Mountain building linked to major extinction half a billion years ago, shows study

Field camp on Errant Glacier in the central Transantarctic Mountains. Credit: John Goodge.

Over 500 million years ago, life on Earth was booming during the Cambrian explosion.

However, at the same time, tectonic plates were colliding, forming mountains, and triggering events that led to a mass extinction.

This period of mountain building caused magma to rise to the Earth’s surface, releasing large amounts of greenhouse gases into the atmosphere and causing rapid climate change.

The resulting extinction wiped out many animal groups, including reef-building marine sponges called archaeocyathids and small conical-shelled animals known as hyoliths.

“It’s unusual to point to a tectonic cause for an extinction event,” said John Goodge, a professor emeritus at the University of Minnesota Duluth, “but the evidence is compelling.”

Goodge and his colleagues made the connection to plate tectonics by comparing field notes from Antarctica and southern Australia. These locations, once near each other around the equator as part of the supercontinent Gondwana, showed nearly identical records of mountain building right before the extinction.

The research, which began in the 1990s, is published in the journal Science Advances. It all started when Goodge and fellow scientists set up their bright yellow and blue tents on a snow-covered glacier in Antarctica.

Over two field seasons, they traveled by helicopter and snowmobile to the Holyoake Range, examining fossils from the carbonate reef structures to pinpoint the extinction. A separate team found similar records in Australia in 2011.

“You never know when something you did decades ago is going to come together in a new way,” Goodge said.

This discovery highlights how tectonic activity can have profound impacts on Earth’s climate and life, leading to significant extinction events.
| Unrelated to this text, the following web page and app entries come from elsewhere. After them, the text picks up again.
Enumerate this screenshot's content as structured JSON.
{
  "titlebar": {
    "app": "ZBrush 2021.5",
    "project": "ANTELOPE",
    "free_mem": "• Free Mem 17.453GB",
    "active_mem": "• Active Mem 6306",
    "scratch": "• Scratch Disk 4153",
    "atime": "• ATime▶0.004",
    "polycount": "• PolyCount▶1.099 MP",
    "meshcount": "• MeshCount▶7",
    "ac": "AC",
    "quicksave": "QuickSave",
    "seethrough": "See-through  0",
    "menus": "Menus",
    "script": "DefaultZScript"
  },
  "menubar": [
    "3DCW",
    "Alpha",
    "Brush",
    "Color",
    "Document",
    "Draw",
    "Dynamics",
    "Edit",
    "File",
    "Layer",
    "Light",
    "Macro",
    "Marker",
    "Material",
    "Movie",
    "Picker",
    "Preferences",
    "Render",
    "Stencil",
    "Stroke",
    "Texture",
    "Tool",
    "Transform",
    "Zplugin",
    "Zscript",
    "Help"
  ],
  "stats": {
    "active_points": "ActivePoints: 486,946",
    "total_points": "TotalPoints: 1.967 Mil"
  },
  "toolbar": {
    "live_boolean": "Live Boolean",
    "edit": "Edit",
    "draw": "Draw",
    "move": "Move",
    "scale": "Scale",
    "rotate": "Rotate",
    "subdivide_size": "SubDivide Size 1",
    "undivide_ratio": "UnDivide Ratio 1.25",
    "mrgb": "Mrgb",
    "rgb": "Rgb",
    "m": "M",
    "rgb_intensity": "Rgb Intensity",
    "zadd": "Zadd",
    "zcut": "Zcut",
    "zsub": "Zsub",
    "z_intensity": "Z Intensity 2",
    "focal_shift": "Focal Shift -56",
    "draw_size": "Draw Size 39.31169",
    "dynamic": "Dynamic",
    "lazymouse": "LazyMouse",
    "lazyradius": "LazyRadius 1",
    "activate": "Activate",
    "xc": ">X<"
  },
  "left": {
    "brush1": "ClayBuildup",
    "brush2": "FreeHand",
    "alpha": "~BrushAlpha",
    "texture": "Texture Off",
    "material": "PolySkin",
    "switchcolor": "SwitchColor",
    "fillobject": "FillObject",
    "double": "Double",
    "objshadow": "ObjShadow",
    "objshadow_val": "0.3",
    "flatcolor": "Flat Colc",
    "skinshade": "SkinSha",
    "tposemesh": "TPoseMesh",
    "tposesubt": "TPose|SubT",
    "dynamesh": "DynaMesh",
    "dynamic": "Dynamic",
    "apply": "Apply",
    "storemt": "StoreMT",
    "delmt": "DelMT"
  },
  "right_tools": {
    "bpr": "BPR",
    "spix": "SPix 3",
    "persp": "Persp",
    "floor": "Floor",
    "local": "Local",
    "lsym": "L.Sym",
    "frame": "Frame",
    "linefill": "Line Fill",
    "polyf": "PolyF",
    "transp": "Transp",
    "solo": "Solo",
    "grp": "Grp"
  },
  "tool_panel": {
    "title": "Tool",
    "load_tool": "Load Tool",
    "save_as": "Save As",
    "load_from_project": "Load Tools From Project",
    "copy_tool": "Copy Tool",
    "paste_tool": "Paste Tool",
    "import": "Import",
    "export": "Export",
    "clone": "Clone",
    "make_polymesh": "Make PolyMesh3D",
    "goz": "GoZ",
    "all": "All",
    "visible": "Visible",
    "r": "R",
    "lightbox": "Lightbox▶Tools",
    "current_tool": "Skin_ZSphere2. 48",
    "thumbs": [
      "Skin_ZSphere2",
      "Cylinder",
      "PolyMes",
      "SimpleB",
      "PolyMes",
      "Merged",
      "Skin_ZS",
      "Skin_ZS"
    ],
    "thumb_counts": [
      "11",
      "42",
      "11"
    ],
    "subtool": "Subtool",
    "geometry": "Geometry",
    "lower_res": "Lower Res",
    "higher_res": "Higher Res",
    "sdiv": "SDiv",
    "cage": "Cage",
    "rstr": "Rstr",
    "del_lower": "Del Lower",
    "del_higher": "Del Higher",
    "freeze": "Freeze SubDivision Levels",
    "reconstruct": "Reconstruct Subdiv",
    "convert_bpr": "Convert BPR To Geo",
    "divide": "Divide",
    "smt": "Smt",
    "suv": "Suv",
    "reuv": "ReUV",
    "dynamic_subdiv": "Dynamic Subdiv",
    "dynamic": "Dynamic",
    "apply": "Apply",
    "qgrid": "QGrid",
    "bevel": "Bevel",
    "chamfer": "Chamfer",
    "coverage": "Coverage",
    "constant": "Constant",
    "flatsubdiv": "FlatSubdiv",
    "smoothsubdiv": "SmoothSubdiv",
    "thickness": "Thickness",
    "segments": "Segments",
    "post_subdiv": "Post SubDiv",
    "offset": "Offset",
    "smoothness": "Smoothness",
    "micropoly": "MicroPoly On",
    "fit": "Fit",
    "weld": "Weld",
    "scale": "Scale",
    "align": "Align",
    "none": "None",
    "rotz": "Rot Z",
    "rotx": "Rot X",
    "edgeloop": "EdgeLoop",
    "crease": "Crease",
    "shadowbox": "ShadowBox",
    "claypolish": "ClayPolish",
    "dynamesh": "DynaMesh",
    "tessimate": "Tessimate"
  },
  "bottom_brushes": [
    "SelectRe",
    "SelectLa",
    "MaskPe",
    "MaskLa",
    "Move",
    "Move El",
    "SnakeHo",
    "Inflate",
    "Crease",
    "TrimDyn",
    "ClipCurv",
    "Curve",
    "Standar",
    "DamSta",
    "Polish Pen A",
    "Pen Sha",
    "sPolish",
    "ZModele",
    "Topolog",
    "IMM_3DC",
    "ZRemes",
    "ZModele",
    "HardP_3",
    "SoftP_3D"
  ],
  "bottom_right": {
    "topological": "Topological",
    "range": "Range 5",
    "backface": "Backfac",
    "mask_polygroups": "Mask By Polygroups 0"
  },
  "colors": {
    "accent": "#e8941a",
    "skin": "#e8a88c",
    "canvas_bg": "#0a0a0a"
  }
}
It also shows the importance of geological research and how findings from decades ago can provide new insights into Earth’s history.